▸ ACTION ITEM: What is needed here is each entry reproduced exactly, without its pictures.

▸ DATA EXCERPTS:

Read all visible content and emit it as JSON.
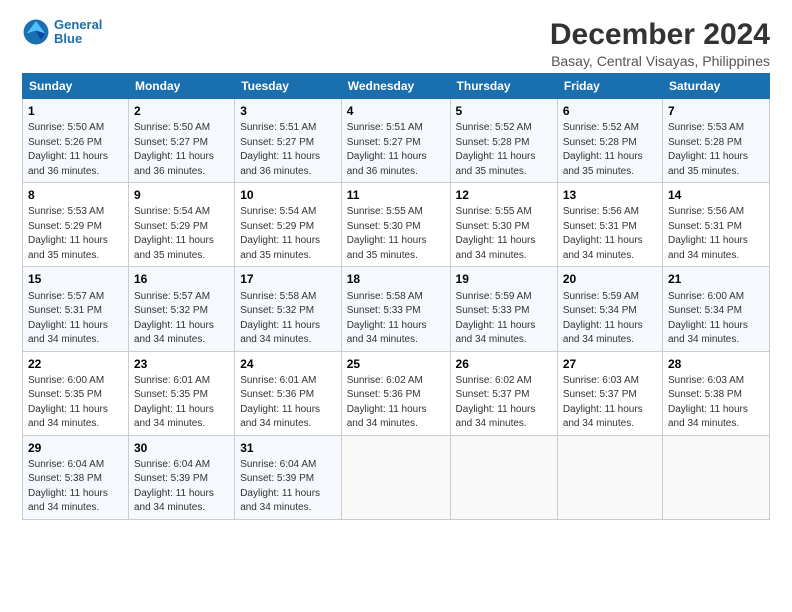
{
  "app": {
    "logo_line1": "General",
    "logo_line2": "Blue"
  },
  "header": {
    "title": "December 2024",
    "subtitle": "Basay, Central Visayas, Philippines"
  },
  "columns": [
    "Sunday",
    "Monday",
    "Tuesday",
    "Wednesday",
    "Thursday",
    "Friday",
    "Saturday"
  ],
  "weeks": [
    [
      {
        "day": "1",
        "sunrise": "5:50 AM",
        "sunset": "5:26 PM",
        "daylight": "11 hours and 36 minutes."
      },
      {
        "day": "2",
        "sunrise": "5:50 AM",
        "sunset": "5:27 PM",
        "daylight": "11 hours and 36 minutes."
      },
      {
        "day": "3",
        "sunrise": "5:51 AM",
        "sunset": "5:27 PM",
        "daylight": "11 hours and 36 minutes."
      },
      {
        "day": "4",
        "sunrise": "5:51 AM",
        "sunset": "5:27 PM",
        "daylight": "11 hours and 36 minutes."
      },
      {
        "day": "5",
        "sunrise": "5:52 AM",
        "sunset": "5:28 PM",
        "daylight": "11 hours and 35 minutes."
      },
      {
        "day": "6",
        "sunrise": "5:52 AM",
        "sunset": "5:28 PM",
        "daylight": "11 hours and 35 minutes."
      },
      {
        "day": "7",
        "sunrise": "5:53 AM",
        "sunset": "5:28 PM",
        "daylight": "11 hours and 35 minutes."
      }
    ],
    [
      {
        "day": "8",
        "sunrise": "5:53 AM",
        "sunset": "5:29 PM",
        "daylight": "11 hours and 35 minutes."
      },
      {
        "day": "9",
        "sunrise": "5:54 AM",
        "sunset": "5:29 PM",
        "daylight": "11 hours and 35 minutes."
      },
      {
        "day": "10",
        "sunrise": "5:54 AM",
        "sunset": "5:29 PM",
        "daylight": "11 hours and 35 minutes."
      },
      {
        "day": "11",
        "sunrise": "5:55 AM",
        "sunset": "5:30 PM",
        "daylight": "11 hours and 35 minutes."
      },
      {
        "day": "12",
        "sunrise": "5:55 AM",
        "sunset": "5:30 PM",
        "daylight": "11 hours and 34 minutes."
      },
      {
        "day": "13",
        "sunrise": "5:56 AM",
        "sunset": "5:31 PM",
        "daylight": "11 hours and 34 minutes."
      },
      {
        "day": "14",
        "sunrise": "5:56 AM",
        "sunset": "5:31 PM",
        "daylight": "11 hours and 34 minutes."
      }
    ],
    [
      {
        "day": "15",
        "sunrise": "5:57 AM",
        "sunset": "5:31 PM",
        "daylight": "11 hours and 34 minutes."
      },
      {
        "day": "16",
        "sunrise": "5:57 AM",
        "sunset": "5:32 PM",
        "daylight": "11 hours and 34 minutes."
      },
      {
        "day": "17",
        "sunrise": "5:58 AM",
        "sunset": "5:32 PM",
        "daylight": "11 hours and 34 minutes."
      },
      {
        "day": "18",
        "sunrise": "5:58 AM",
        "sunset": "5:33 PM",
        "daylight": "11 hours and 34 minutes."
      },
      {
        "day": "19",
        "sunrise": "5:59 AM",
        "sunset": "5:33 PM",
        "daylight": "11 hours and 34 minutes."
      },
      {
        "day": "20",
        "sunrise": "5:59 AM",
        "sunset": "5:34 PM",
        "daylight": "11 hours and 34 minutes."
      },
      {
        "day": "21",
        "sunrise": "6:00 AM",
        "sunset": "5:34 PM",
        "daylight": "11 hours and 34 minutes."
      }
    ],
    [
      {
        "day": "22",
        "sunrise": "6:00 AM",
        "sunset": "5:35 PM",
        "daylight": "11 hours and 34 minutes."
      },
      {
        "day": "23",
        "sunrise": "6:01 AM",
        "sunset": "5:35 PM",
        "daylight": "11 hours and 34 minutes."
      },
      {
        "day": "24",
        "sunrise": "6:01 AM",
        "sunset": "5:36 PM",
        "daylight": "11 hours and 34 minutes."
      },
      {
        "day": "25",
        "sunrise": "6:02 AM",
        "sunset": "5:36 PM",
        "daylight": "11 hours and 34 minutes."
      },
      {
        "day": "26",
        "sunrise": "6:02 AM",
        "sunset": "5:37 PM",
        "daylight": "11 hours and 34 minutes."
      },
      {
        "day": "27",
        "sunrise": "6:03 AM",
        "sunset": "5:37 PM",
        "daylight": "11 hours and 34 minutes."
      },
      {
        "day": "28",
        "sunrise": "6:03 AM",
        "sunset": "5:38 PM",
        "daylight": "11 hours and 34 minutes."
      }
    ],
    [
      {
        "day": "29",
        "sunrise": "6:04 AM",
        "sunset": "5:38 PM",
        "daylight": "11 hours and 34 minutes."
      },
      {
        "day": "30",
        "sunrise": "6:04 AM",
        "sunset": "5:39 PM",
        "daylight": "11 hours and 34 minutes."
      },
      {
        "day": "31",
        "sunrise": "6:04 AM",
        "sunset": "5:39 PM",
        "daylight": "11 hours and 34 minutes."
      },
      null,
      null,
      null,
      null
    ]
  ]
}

▸ EXERCISE ANSWER:
Read all visible content and emit it as JSON.
{
  "app": {
    "logo_line1": "General",
    "logo_line2": "Blue"
  },
  "header": {
    "title": "December 2024",
    "subtitle": "Basay, Central Visayas, Philippines"
  },
  "columns": [
    "Sunday",
    "Monday",
    "Tuesday",
    "Wednesday",
    "Thursday",
    "Friday",
    "Saturday"
  ],
  "weeks": [
    [
      {
        "day": "1",
        "sunrise": "5:50 AM",
        "sunset": "5:26 PM",
        "daylight": "11 hours and 36 minutes."
      },
      {
        "day": "2",
        "sunrise": "5:50 AM",
        "sunset": "5:27 PM",
        "daylight": "11 hours and 36 minutes."
      },
      {
        "day": "3",
        "sunrise": "5:51 AM",
        "sunset": "5:27 PM",
        "daylight": "11 hours and 36 minutes."
      },
      {
        "day": "4",
        "sunrise": "5:51 AM",
        "sunset": "5:27 PM",
        "daylight": "11 hours and 36 minutes."
      },
      {
        "day": "5",
        "sunrise": "5:52 AM",
        "sunset": "5:28 PM",
        "daylight": "11 hours and 35 minutes."
      },
      {
        "day": "6",
        "sunrise": "5:52 AM",
        "sunset": "5:28 PM",
        "daylight": "11 hours and 35 minutes."
      },
      {
        "day": "7",
        "sunrise": "5:53 AM",
        "sunset": "5:28 PM",
        "daylight": "11 hours and 35 minutes."
      }
    ],
    [
      {
        "day": "8",
        "sunrise": "5:53 AM",
        "sunset": "5:29 PM",
        "daylight": "11 hours and 35 minutes."
      },
      {
        "day": "9",
        "sunrise": "5:54 AM",
        "sunset": "5:29 PM",
        "daylight": "11 hours and 35 minutes."
      },
      {
        "day": "10",
        "sunrise": "5:54 AM",
        "sunset": "5:29 PM",
        "daylight": "11 hours and 35 minutes."
      },
      {
        "day": "11",
        "sunrise": "5:55 AM",
        "sunset": "5:30 PM",
        "daylight": "11 hours and 35 minutes."
      },
      {
        "day": "12",
        "sunrise": "5:55 AM",
        "sunset": "5:30 PM",
        "daylight": "11 hours and 34 minutes."
      },
      {
        "day": "13",
        "sunrise": "5:56 AM",
        "sunset": "5:31 PM",
        "daylight": "11 hours and 34 minutes."
      },
      {
        "day": "14",
        "sunrise": "5:56 AM",
        "sunset": "5:31 PM",
        "daylight": "11 hours and 34 minutes."
      }
    ],
    [
      {
        "day": "15",
        "sunrise": "5:57 AM",
        "sunset": "5:31 PM",
        "daylight": "11 hours and 34 minutes."
      },
      {
        "day": "16",
        "sunrise": "5:57 AM",
        "sunset": "5:32 PM",
        "daylight": "11 hours and 34 minutes."
      },
      {
        "day": "17",
        "sunrise": "5:58 AM",
        "sunset": "5:32 PM",
        "daylight": "11 hours and 34 minutes."
      },
      {
        "day": "18",
        "sunrise": "5:58 AM",
        "sunset": "5:33 PM",
        "daylight": "11 hours and 34 minutes."
      },
      {
        "day": "19",
        "sunrise": "5:59 AM",
        "sunset": "5:33 PM",
        "daylight": "11 hours and 34 minutes."
      },
      {
        "day": "20",
        "sunrise": "5:59 AM",
        "sunset": "5:34 PM",
        "daylight": "11 hours and 34 minutes."
      },
      {
        "day": "21",
        "sunrise": "6:00 AM",
        "sunset": "5:34 PM",
        "daylight": "11 hours and 34 minutes."
      }
    ],
    [
      {
        "day": "22",
        "sunrise": "6:00 AM",
        "sunset": "5:35 PM",
        "daylight": "11 hours and 34 minutes."
      },
      {
        "day": "23",
        "sunrise": "6:01 AM",
        "sunset": "5:35 PM",
        "daylight": "11 hours and 34 minutes."
      },
      {
        "day": "24",
        "sunrise": "6:01 AM",
        "sunset": "5:36 PM",
        "daylight": "11 hours and 34 minutes."
      },
      {
        "day": "25",
        "sunrise": "6:02 AM",
        "sunset": "5:36 PM",
        "daylight": "11 hours and 34 minutes."
      },
      {
        "day": "26",
        "sunrise": "6:02 AM",
        "sunset": "5:37 PM",
        "daylight": "11 hours and 34 minutes."
      },
      {
        "day": "27",
        "sunrise": "6:03 AM",
        "sunset": "5:37 PM",
        "daylight": "11 hours and 34 minutes."
      },
      {
        "day": "28",
        "sunrise": "6:03 AM",
        "sunset": "5:38 PM",
        "daylight": "11 hours and 34 minutes."
      }
    ],
    [
      {
        "day": "29",
        "sunrise": "6:04 AM",
        "sunset": "5:38 PM",
        "daylight": "11 hours and 34 minutes."
      },
      {
        "day": "30",
        "sunrise": "6:04 AM",
        "sunset": "5:39 PM",
        "daylight": "11 hours and 34 minutes."
      },
      {
        "day": "31",
        "sunrise": "6:04 AM",
        "sunset": "5:39 PM",
        "daylight": "11 hours and 34 minutes."
      },
      null,
      null,
      null,
      null
    ]
  ]
}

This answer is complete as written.